…And neither is bhature… Luchi, a favourite Bengali breakfast dish which often transits into evening snacks, and supper, is a flavourful fluffy deep-fried sphere made with flour (maida). Unlike puri, a famous spin off, luchi is my comfort food.
What’s the difference?
Puri is made of whole wheat (atta, and there goes the taste…), and many tend to add ajwain, semolina, or soda to the dough! And it’s brown, whereas luchi is white.
Bhature, another favourite to Indians, contains maida and hung yoghurt as the two main ingredients. Also, they are as large as a plate unlike luchi which fits in your palm.
So, here I am to clear that disillusion for once and for all. Check out the recipe of my comfort food ‘luchi and aloo chorchori’ – try and taste, and spot difference!
I wouldn’t endure another comment dripping with snobbery and that oh-yes-I-know-what-is-it look when one compares luchi with puri. It’s like calling phuchka and golgappa (another spinoff, bland enough to anger any Kolkatan) the same. We shall save the phuchka debate for another day, till then let’s focus on making some phulko luchis. 🙂
Ingredients (serves 2)
All purpose flour/Maida – 200 gm
Rice bran oil – 2 tsp
Mustard oil – 2 tbsp
potatoes (peeled, diced and washed)- 4 medium
black cumin seeds – 1 and 1/2 tsp
dried red chilli – 1 small
or green chilli – 1 medium
Tumeric powder – 1tsp (optional)
sugar – 1tsp
salt to taste
For aloo chorchori
Peel the potatoes, then wash and dice them into small cubes.
Heat mustard oil in a kadhai/wok/skillet whichever you prefer on medium heat
Add the black cumin seeds, then add the dried red chilli or a green chilli, whichever you have at hand
Stir then for 30 seconds, and add the potatoes and salt to taste. Stir them well, untill the potatoes are coated evenly with oil
You may choose to add the tumeric powder here, but it is not neccessary. Stir well.

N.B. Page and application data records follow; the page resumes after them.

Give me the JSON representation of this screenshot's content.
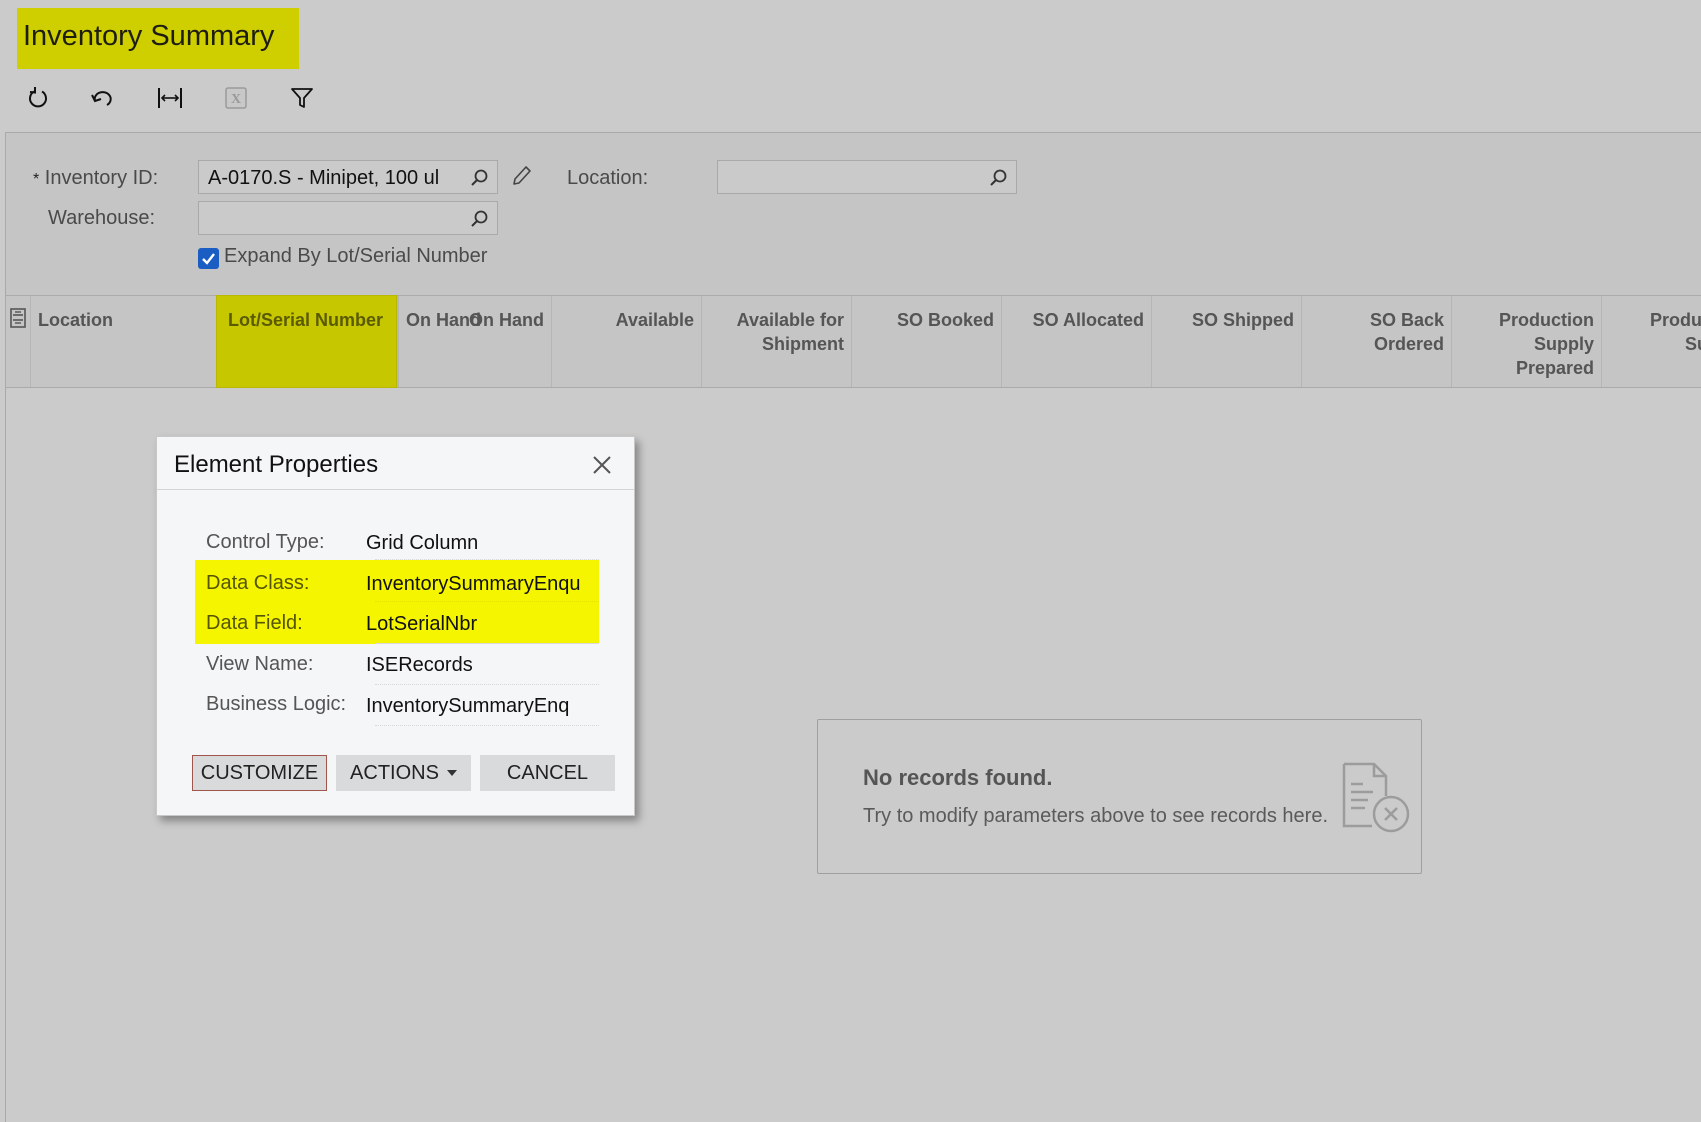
{
  "header": {
    "title": "Inventory Summary",
    "title_highlight_color": "#cfcf00"
  },
  "toolbar": {
    "items": [
      {
        "icon": "refresh-icon",
        "label": "Refresh"
      },
      {
        "icon": "undo-icon",
        "label": "Undo"
      },
      {
        "icon": "fit-width-icon",
        "label": "Adjust Columns"
      },
      {
        "icon": "excel-export-icon",
        "label": "Export to Excel",
        "disabled": true
      },
      {
        "icon": "filter-icon",
        "label": "Filter"
      }
    ]
  },
  "form": {
    "inventory_id": {
      "label": "Inventory ID:",
      "required_marker": "*",
      "value": "A-0170.S - Minipet, 100 ul"
    },
    "warehouse": {
      "label": "Warehouse:",
      "value": ""
    },
    "location": {
      "label": "Location:",
      "value": ""
    },
    "expand_by_lot": {
      "label": "Expand By Lot/Serial Number",
      "checked": true
    }
  },
  "grid": {
    "columns": [
      {
        "label": "Location"
      },
      {
        "label": "Lot/Serial Number",
        "highlighted": true
      },
      {
        "label": "On Hand"
      },
      {
        "label": "Available"
      },
      {
        "label": "Available for Shipment"
      },
      {
        "label": "SO Booked"
      },
      {
        "label": "SO Allocated"
      },
      {
        "label": "SO Shipped"
      },
      {
        "label": "SO Back Ordered"
      },
      {
        "label": "Production Supply Prepared"
      },
      {
        "label": "Production Su"
      }
    ],
    "empty": {
      "title": "No records found.",
      "message": "Try to modify parameters above to see records here."
    }
  },
  "dialog": {
    "title": "Element Properties",
    "properties": [
      {
        "label": "Control Type:",
        "value": "Grid Column",
        "highlighted": false
      },
      {
        "label": "Data Class:",
        "value": "InventorySummaryEnquiryResult",
        "highlighted": true
      },
      {
        "label": "Data Field:",
        "value": "LotSerialNbr",
        "highlighted": true
      },
      {
        "label": "View Name:",
        "value": "ISERecords",
        "highlighted": false
      },
      {
        "label": "Business Logic:",
        "value": "InventorySummaryEnq",
        "highlighted": false
      }
    ],
    "buttons": {
      "customize": "CUSTOMIZE",
      "actions": "ACTIONS",
      "cancel": "CANCEL"
    },
    "highlight_color": "#f5f500"
  }
}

Add half a cup of water to the potatoes, stir it well and cover the pan with a lid.
Turn off the heat after 4 minutes
Take 2 cups of maida in a large bowl, add 1 tsp of salt, 1 tsp of ground sugar.
Mix them up nicely
Now add the rice bran oil to the dry mixture well.
Check if the mixed maida forms a light shape when you squeeze a handful in your palm
Now gradually add some water to make a firm dough
Make small balls out of the dough
Using a rolling pin to make the balls into small chappatis
Now heat some rice bran oil in a kadhai
deep fry the luchis one at a time.
Things to note
Make sure the oil is hot enough befor you fry the luchis, or they’ll not
DO NOT overfry them. They are supposed to be whitish, and not dark golden brown. Frying them for too long give you digestive problems
Cook the chorchori in low medium heat. The chorchori should not be a gravy dish, it is supposed to be slightly sticky, so add the water carefully in small amounts.
Above all, luchi can be consumed with a lot of other dishes – aloo dum, kosha mangsho (both chicken and mutton), paneer kofta, chholar dal, payesh, tomato chutney, to name a few.